“I was fairly productive, and then towards the summer, it got to be more difficult to stay productive, and to feel like I was advancing in my career, in my relationships with other co-workers,” Collins said. “So I got very excited about the idea of coming back to the office, and just having a separate place to focus.”

Collins returned to his Washington, D.C., office in late June and has continued to work there the majority of the time. Like Roberts, he doesn’t plan to regularly work from home, but he said the flexibility would be very beneficial to other people.

The CRE industry’s appreciation for greater flexibility has been accompanied by some concern. The majority of CRE professionals who answered the survey said they were worried about maintaining company culture — 60.8% said that it is harder to maintain while working from home. Another 43.5% said that while working from home provides flexibility, working from the office is ultimately better, and 42.1% said that working from home is isolating.

The separation between work and home has also become blurred, with 38.5% of respondents saying they work longer hours than they did before the pandemic.

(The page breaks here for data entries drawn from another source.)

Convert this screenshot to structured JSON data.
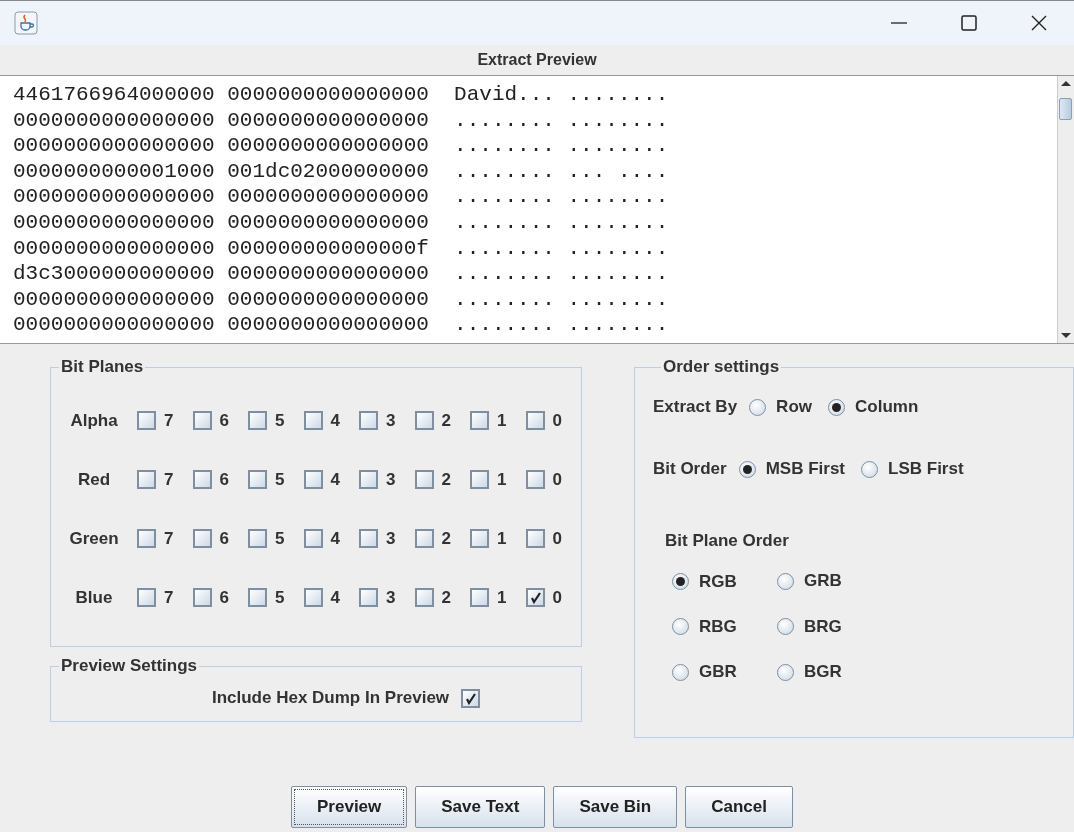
{
  "preview": {
    "title": "Extract Preview",
    "lines": [
      "4461766964000000 0000000000000000  David... ........",
      "0000000000000000 0000000000000000  ........ ........",
      "0000000000000000 0000000000000000  ........ ........",
      "0000000000001000 001dc02000000000  ........ ... ....",
      "0000000000000000 0000000000000000  ........ ........",
      "0000000000000000 0000000000000000  ........ ........",
      "0000000000000000 000000000000000f  ........ ........",
      "d3c3000000000000 0000000000000000  ........ ........",
      "0000000000000000 0000000000000000  ........ ........",
      "0000000000000000 0000000000000000  ........ ........"
    ]
  },
  "bit_planes": {
    "title": "Bit Planes",
    "channels": [
      {
        "name": "Alpha",
        "bits": [
          {
            "label": "7",
            "checked": false
          },
          {
            "label": "6",
            "checked": false
          },
          {
            "label": "5",
            "checked": false
          },
          {
            "label": "4",
            "checked": false
          },
          {
            "label": "3",
            "checked": false
          },
          {
            "label": "2",
            "checked": false
          },
          {
            "label": "1",
            "checked": false
          },
          {
            "label": "0",
            "checked": false
          }
        ]
      },
      {
        "name": "Red",
        "bits": [
          {
            "label": "7",
            "checked": false
          },
          {
            "label": "6",
            "checked": false
          },
          {
            "label": "5",
            "checked": false
          },
          {
            "label": "4",
            "checked": false
          },
          {
            "label": "3",
            "checked": false
          },
          {
            "label": "2",
            "checked": false
          },
          {
            "label": "1",
            "checked": false
          },
          {
            "label": "0",
            "checked": false
          }
        ]
      },
      {
        "name": "Green",
        "bits": [
          {
            "label": "7",
            "checked": false
          },
          {
            "label": "6",
            "checked": false
          },
          {
            "label": "5",
            "checked": false
          },
          {
            "label": "4",
            "checked": false
          },
          {
            "label": "3",
            "checked": false
          },
          {
            "label": "2",
            "checked": false
          },
          {
            "label": "1",
            "checked": false
          },
          {
            "label": "0",
            "checked": false
          }
        ]
      },
      {
        "name": "Blue",
        "bits": [
          {
            "label": "7",
            "checked": false
          },
          {
            "label": "6",
            "checked": false
          },
          {
            "label": "5",
            "checked": false
          },
          {
            "label": "4",
            "checked": false
          },
          {
            "label": "3",
            "checked": false
          },
          {
            "label": "2",
            "checked": false
          },
          {
            "label": "1",
            "checked": false
          },
          {
            "label": "0",
            "checked": true
          }
        ]
      }
    ]
  },
  "preview_settings": {
    "title": "Preview Settings",
    "options": [
      {
        "label": "Include Hex Dump In Preview",
        "checked": true
      }
    ]
  },
  "order_settings": {
    "title": "Order settings",
    "extract_by": {
      "label": "Extract By",
      "options": [
        {
          "label": "Row",
          "selected": false
        },
        {
          "label": "Column",
          "selected": true
        }
      ]
    },
    "bit_order": {
      "label": "Bit Order",
      "options": [
        {
          "label": "MSB First",
          "selected": true
        },
        {
          "label": "LSB First",
          "selected": false
        }
      ]
    },
    "bit_plane_order": {
      "label": "Bit Plane Order",
      "options": [
        {
          "label": "RGB",
          "selected": true
        },
        {
          "label": "GRB",
          "selected": false
        },
        {
          "label": "RBG",
          "selected": false
        },
        {
          "label": "BRG",
          "selected": false
        },
        {
          "label": "GBR",
          "selected": false
        },
        {
          "label": "BGR",
          "selected": false
        }
      ]
    }
  },
  "buttons": [
    {
      "label": "Preview",
      "focused": true
    },
    {
      "label": "Save Text",
      "focused": false
    },
    {
      "label": "Save Bin",
      "focused": false
    },
    {
      "label": "Cancel",
      "focused": false
    }
  ]
}
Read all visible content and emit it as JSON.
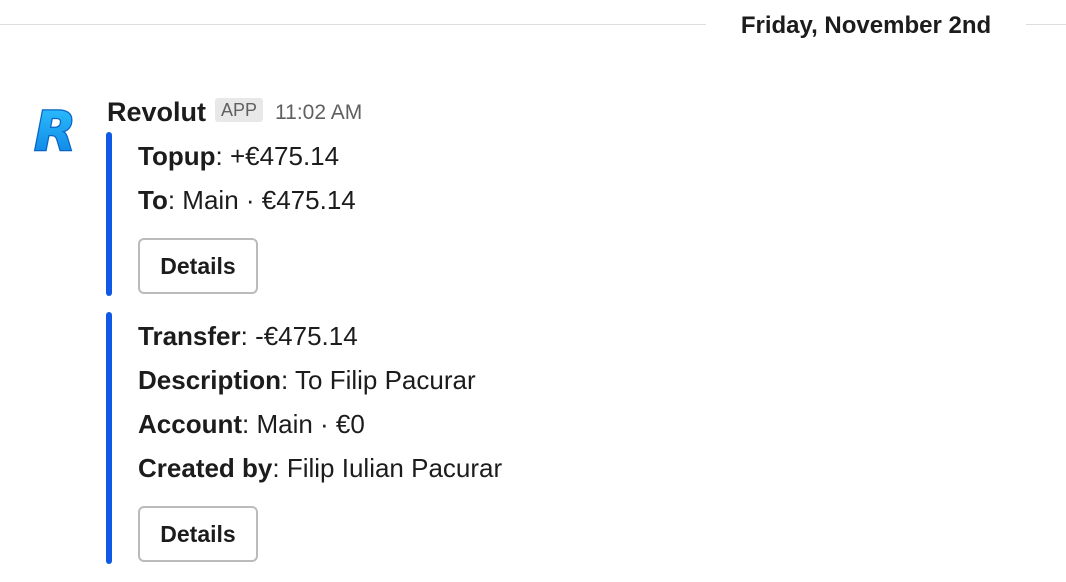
{
  "day_divider": {
    "label": "Friday, November 2nd"
  },
  "message": {
    "sender": "Revolut",
    "badge": "APP",
    "time": "11:02 AM",
    "avatar_icon": "revolut-logo-icon",
    "accent_color": "#0f59e6"
  },
  "attachments": [
    {
      "fields": [
        {
          "key": "Topup",
          "sep": ": ",
          "value": "+€475.14"
        },
        {
          "key": "To",
          "sep": ": ",
          "value": "Main · €475.14"
        }
      ],
      "button_label": "Details"
    },
    {
      "fields": [
        {
          "key": "Transfer",
          "sep": ": ",
          "value": "-€475.14"
        },
        {
          "key": "Description",
          "sep": ": ",
          "value": "To Filip Pacurar"
        },
        {
          "key": "Account",
          "sep": ": ",
          "value": "Main · €0"
        },
        {
          "key": "Created by",
          "sep": ": ",
          "value": "Filip Iulian Pacurar"
        }
      ],
      "button_label": "Details"
    }
  ]
}
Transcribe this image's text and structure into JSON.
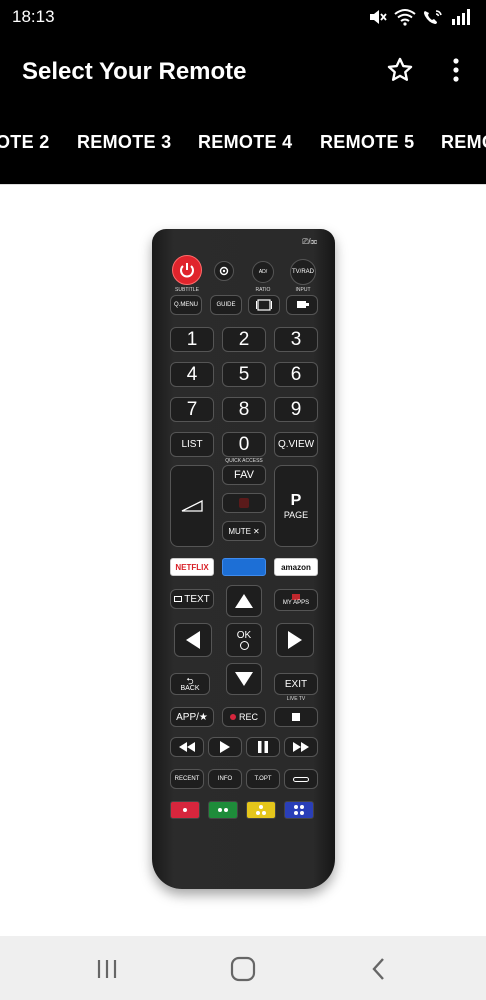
{
  "status": {
    "time": "18:13",
    "icons": [
      "mute-icon",
      "wifi-icon",
      "wifi-call-icon",
      "signal-icon"
    ]
  },
  "app_bar": {
    "title": "Select Your Remote",
    "star_icon": "star-outline-icon",
    "menu_icon": "more-vert-icon"
  },
  "tabs": [
    "OTE 2",
    "REMOTE 3",
    "REMOTE 4",
    "REMOTE 5",
    "REMO"
  ],
  "remote": {
    "top_indicator": "⎚/⌧",
    "labels": {
      "subtitle": "SUBTITLE",
      "ratio": "RATIO",
      "input": "INPUT",
      "quick_access": "QUICK ACCESS",
      "live_tv": "LIVE TV"
    },
    "buttons": {
      "tv_rad": "TV/RAD",
      "ad": "AD/",
      "q_menu": "Q.MENU",
      "guide": "GUIDE",
      "digits": [
        "1",
        "2",
        "3",
        "4",
        "5",
        "6",
        "7",
        "8",
        "9"
      ],
      "list": "LIST",
      "zero": "0",
      "q_view": "Q.VIEW",
      "fav": "FAV",
      "p": "P",
      "page": "PAGE",
      "mute": "MUTE",
      "netflix": "NETFLIX",
      "amazon": "amazon",
      "text": "TEXT",
      "my_apps": "MY APPS",
      "ok": "OK",
      "back": "BACK",
      "exit": "EXIT",
      "app": "APP/★",
      "rec": "REC",
      "recent": "RECENT",
      "info": "INFO",
      "t_opt": "T.OPT"
    },
    "colors": {
      "red": "#d7263d",
      "green": "#1e8c3a",
      "yellow": "#e5c61b",
      "blue": "#2a3fb8",
      "power": "#e0242c",
      "netflix": "#d81f26",
      "blue_key": "#1d6fd6"
    }
  },
  "nav": {
    "recents_icon": "recents-icon",
    "home_icon": "home-icon",
    "back_icon": "back-icon"
  }
}
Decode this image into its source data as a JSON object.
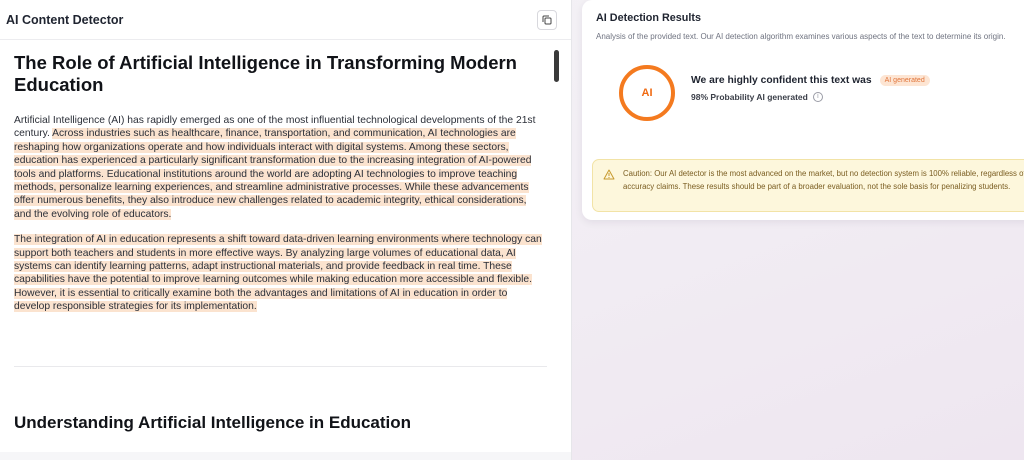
{
  "app": {
    "title": "AI Content Detector"
  },
  "document": {
    "heading1": "The Role of Artificial Intelligence in Transforming Modern Education",
    "para1_plain": "Artificial Intelligence (AI) has rapidly emerged as one of the most influential technological developments of the 21st century. ",
    "para1_highlight": "Across industries such as healthcare, finance, transportation, and communication, AI technologies are reshaping how organizations operate and how individuals interact with digital systems. Among these sectors, education has experienced a particularly significant transformation due to the increasing integration of AI-powered tools and platforms. Educational institutions around the world are adopting AI technologies to improve teaching methods, personalize learning experiences, and streamline administrative processes. While these advancements offer numerous benefits, they also introduce new challenges related to academic integrity, ethical considerations, and the evolving role of educators.",
    "para2_highlight": "The integration of AI in education represents a shift toward data-driven learning environments where technology can support both teachers and students in more effective ways. By analyzing large volumes of educational data, AI systems can identify learning patterns, adapt instructional materials, and provide feedback in real time. These capabilities have the potential to improve learning outcomes while making education more accessible and flexible. However, it is essential to critically examine both the advantages and limitations of AI in education in order to develop responsible strategies for its implementation.",
    "heading2": "Understanding Artificial Intelligence in Education"
  },
  "results": {
    "title": "AI Detection Results",
    "description": "Analysis of the provided text. Our AI detection algorithm examines various aspects of the text to determine its origin.",
    "ring_label": "AI",
    "verdict": "We are highly confident this text was",
    "badge": "AI generated",
    "probability": "98% Probability AI generated",
    "caution": "Caution: Our AI detector is the most advanced on the market, but no detection system is 100% reliable, regardless of accuracy claims. These results should be part of a broader evaluation, not the sole basis for penalizing students."
  },
  "icons": {
    "copy": "copy-icon",
    "info": "info-icon",
    "warning": "warning-icon"
  },
  "colors": {
    "accent_orange": "#f47a1f",
    "highlight": "#fbe3cf",
    "caution_bg": "#fdf7dc"
  }
}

However, 21.1% said that while remote work has made their professional life more challenging, it has made their personal life easier.

Not all CRE professionals are keen to embrace flexible working conditions, with some complaining about the lack of clarity on when a return to the office will be possible. Others voiced opposition to the idea of permanent remote work.

“Unfortunately my company is never planning to return to the office the way it was, and I'm probably going to look for other work because of it. I refuse to be forced to work from home,” one survey respondent wrote.


In a data point that counteracts a lot of trend forecasting in the industry, most survey respondents did not favor the much-touted hub-and-spoke model, which promotes having suburban satellite offices outside of urban centers. The majority, or 56.2%, said they would prefer to go to a large hub, and only 17.4% said they thought that a hub-and-spoke arrangement would be convenient.

Collins said that in an area like Washington, D.C, where office rents are very high, a hub-and-spoke model could be very financially beneficial for some clients.

“I'm saying if you have a small Virginia office, a small Maryland office and a midsized to small D.C. office, you end up saving something like 25%, 30% on your real estate expenses versus the other way around,” Collins said.

However, despite the economics, Collins noted that he has not seen the model in action or seriously spoken about among the executives that he works with.

The timeline for CRE professionals returning to the office varies significantly. About 38.2% of respondents said that re-entry had either already occurred or would occur in the future, at a time not defined by a major holiday. 

By tracking write-ins, Bisnow found that 10.8% said they were already back in the office in some capacity, and many indicated that they either never left or had re-entry in May or June, after many of the initial lockdown periods ended.

Another 20.5% said that most employees would be back in the office by Labor Day. A total of 36.3% said that they expected most people to be back before then. Only 4.9% said they expected to return to the office between Labor Day and Thanksgiving.

For several respondents, the timeline will largely depend on guidance from health professionals. 

“There is no timeline at the moment. It will be based on science at the appropriate time, and everyone will have return options depending on what makes them feel the most comfortable,” a survey respondent wrote.

When asked if they had any hesitations in returning to the office, respondents had the ability to select multiple options. The largest share, or 42.3%, said they had no hesitations in returning to the office. Another 41.5% said they were concerned about losing the flexibility of working from home, and 32.9% said they didn’t feel safe returning to the office until all or most of their colleagues or building occupants have been vaccinated.

The largest shares of survey respondents were based in Washington, D.C., (14.4%), New York City (11.3%), Atlanta (10.4%), Boston (9.4%) and Chicago (8%).